According to South Africa's online infosite News24, one of the 50 satellites to be launched in early 2017 from the International Space Station is South Africa's Stellenbosch smallsat.
Weighing in at just 2 kg, the ZA-Aerosat was developed at Stellenbosch University's electronic systems laboratory by the university's engineers and CubeSpace, an incubation company. This was the only South African satellite to form part of the international QB50 project.
The project involves launching 50 satellites, each smaller than a shoebox, from the space station to gather research on the largely unexplored lower thermosphere, between 200 and 400 km above Earth. QB50 forms part of the research t0 be carried out by the European Space Agency to make more accurate predictions about space objects penetrating the atmosphere.
ZA-Aerosat will be transported to the Netherlands to be packed with the other smallsats and will then be shipped to the US and transported to the ISS for launch in January of next year.
Herman Steyn, head of the project and founder of CubeSpace, said they were asked to supply 15 control units for the satellites to assist the other participants who don't have adequate experience in satellite control systems... he added that keeping a satellite within 10 degrees of its orbit is a huge challenge.

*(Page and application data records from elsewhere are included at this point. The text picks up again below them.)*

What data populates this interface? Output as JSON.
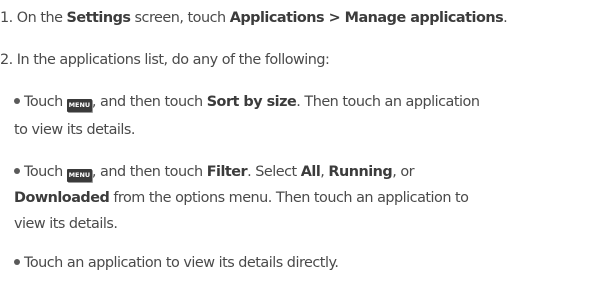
{
  "steps": {
    "step1": {
      "prefix": "1. On the ",
      "settings": "Settings",
      "mid": " screen, touch ",
      "path": "Applications > Manage applications",
      "end": "."
    },
    "step2": {
      "text": "2. In the applications list, do any of the following:"
    }
  },
  "bullets": {
    "b1": {
      "touch": "Touch ",
      "menu_key": "MENU",
      "and_touch": ", and then touch ",
      "option": "Sort by size",
      "rest": ". Then touch an application",
      "line2": "to view its details."
    },
    "b2": {
      "touch": "Touch ",
      "menu_key": "MENU",
      "and_touch": ", and then touch ",
      "option": "Filter",
      "select": ". Select ",
      "all": "All",
      "comma1": ", ",
      "running": "Running",
      "comma_or": ", or",
      "downloaded": "Downloaded",
      "line2_rest": " from the options menu. Then touch an application to",
      "line3": "view its details."
    },
    "b3": {
      "text": "Touch an application to view its details directly."
    }
  }
}
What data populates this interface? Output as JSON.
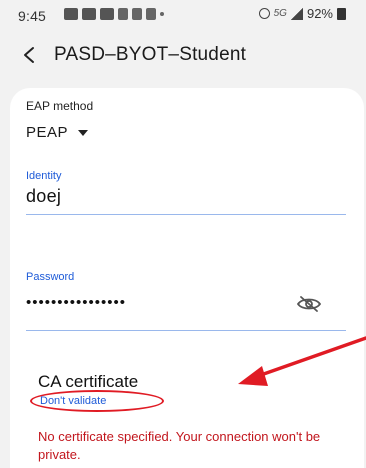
{
  "status_bar": {
    "time": "9:45",
    "network": "5G",
    "battery": "92%"
  },
  "header": {
    "title": "PASD–BYOT–Student"
  },
  "form": {
    "eap_method_label": "EAP method",
    "eap_method_value": "PEAP",
    "identity_label": "Identity",
    "identity_value": "doej",
    "password_label": "Password",
    "password_value": "••••••••••••••••",
    "ca_certificate_label": "CA certificate",
    "ca_certificate_value": "Don't validate",
    "warning": "No certificate specified. Your connection won't be private."
  },
  "icons": {
    "back": "back-arrow-icon",
    "dropdown": "dropdown-triangle-icon",
    "password_toggle": "eye-off-icon"
  },
  "colors": {
    "accent_blue": "#1e5bd8",
    "warning_red": "#c2161d",
    "annotation_red": "#e01b24"
  }
}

Steyn also added that the satellite would also be used to demonstrate the aerodynamic stabilization of a satellite in practical terms for the first time.

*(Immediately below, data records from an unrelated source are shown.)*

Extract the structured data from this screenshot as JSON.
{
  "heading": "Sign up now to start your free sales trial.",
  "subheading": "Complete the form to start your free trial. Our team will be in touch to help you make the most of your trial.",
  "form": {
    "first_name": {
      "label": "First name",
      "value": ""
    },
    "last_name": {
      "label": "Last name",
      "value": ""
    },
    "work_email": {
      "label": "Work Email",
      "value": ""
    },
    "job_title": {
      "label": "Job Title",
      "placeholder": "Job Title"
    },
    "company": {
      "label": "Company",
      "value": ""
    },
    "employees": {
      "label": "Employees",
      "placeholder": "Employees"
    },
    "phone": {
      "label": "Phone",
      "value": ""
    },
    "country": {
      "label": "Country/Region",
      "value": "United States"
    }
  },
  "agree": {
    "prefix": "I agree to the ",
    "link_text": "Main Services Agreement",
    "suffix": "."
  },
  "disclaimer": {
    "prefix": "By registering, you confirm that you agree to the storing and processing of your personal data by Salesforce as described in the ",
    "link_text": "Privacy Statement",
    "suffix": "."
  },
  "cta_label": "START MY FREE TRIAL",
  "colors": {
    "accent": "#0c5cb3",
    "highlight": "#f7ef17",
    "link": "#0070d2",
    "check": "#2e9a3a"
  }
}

The funding for these control units helped to sponsor ZA-Aerosat.
Story by Jenna Etheridge